*s*-domain rows, find the pole-zero plot of the system function*H*(*s*) by using ssd.splane(b,a). Also find out how to solve the partial fraction expansion (PFE) of*H*(*s*) and*H*(*s*)/*s*to get a mathematical representation of the impulse response or the step response.The frequency-domain section offers a recipe for plotting the frequency response of the system by using signal.freqs(b,a,2*pi*f). Options include a linear or log frequency axis, the frequency response magnitude, and the phase response in degrees.

## Discrete time

Just like for differential equation systems described in the previous section, the LCC difference equation system has three representations: time, frequency, and *z-*domains, and the same coefficient sets, {*b** _{k}*} and {
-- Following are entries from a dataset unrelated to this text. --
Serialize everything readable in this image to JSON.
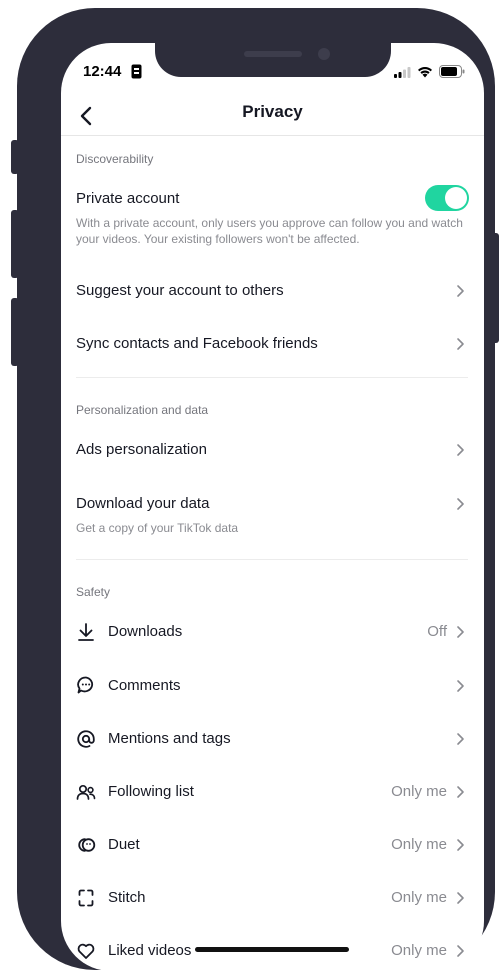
{
  "status_bar": {
    "time": "12:44"
  },
  "nav": {
    "title": "Privacy"
  },
  "discoverability": {
    "header": "Discoverability",
    "private_account": {
      "label": "Private account",
      "enabled": true,
      "description": "With a private account, only users you approve can follow you and watch your videos. Your existing followers won't be affected."
    },
    "suggest": {
      "label": "Suggest your account to others"
    },
    "sync": {
      "label": "Sync contacts and Facebook friends"
    }
  },
  "personalization": {
    "header": "Personalization and data",
    "ads": {
      "label": "Ads personalization"
    },
    "download": {
      "label": "Download your data",
      "description": "Get a copy of your TikTok data"
    }
  },
  "safety": {
    "header": "Safety",
    "items": [
      {
        "label": "Downloads",
        "value": "Off",
        "icon": "download-icon"
      },
      {
        "label": "Comments",
        "value": "",
        "icon": "comment-icon"
      },
      {
        "label": "Mentions and tags",
        "value": "",
        "icon": "at-icon"
      },
      {
        "label": "Following list",
        "value": "Only me",
        "icon": "users-icon"
      },
      {
        "label": "Duet",
        "value": "Only me",
        "icon": "duet-icon"
      },
      {
        "label": "Stitch",
        "value": "Only me",
        "icon": "stitch-icon"
      },
      {
        "label": "Liked videos",
        "value": "Only me",
        "icon": "heart-icon"
      }
    ]
  },
  "colors": {
    "toggle_on": "#20d5a0",
    "frame": "#2d2d3b"
  }
}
*a*

*}, exist in all three representations. Here are the corresponding input and output relationships in these domains:*

_{k}Time domain (from difference equation):

Time domain (from impulse response):

Frequency domain:

*z*-domain:

In the second line of the difference equation, the impulse response, *h*[*n*], along with the convolution sum produce the output, *y*[*n*], form the input, *x*[*n*]. In the third line, the convolution theorem for Fourier transforms produces the output spectrum,

which is the discrete-time Fourier transform of the impulse response.

In the fourth line, the convolution theorem for *z-*transforms produces the *z-*domain output, *Y*(*z*), as the product of the input, *X*(*z*), and the system function, *H*(*z*), which is the *z-*transform of the impulse response.

The figure highlights the key functions in PyLab and the custom ssd.py code module you can use to work across discrete-time domains.

In the time domain rows, you solve the difference equation exactly, using signal.lfilter(b,a,x).

In the

*z-*domain rows, you can find the pole-zero plot of the system function*H*(*z*), using ssd.zplane(b,a), and the partial fraction expansion, using signal.residuez instead of signal.residue.The frequency domain rows show you how to find the frequency response of a discrete-time system with signal.freqz(b,a,2*pi*f), where

*f*is the frequency variable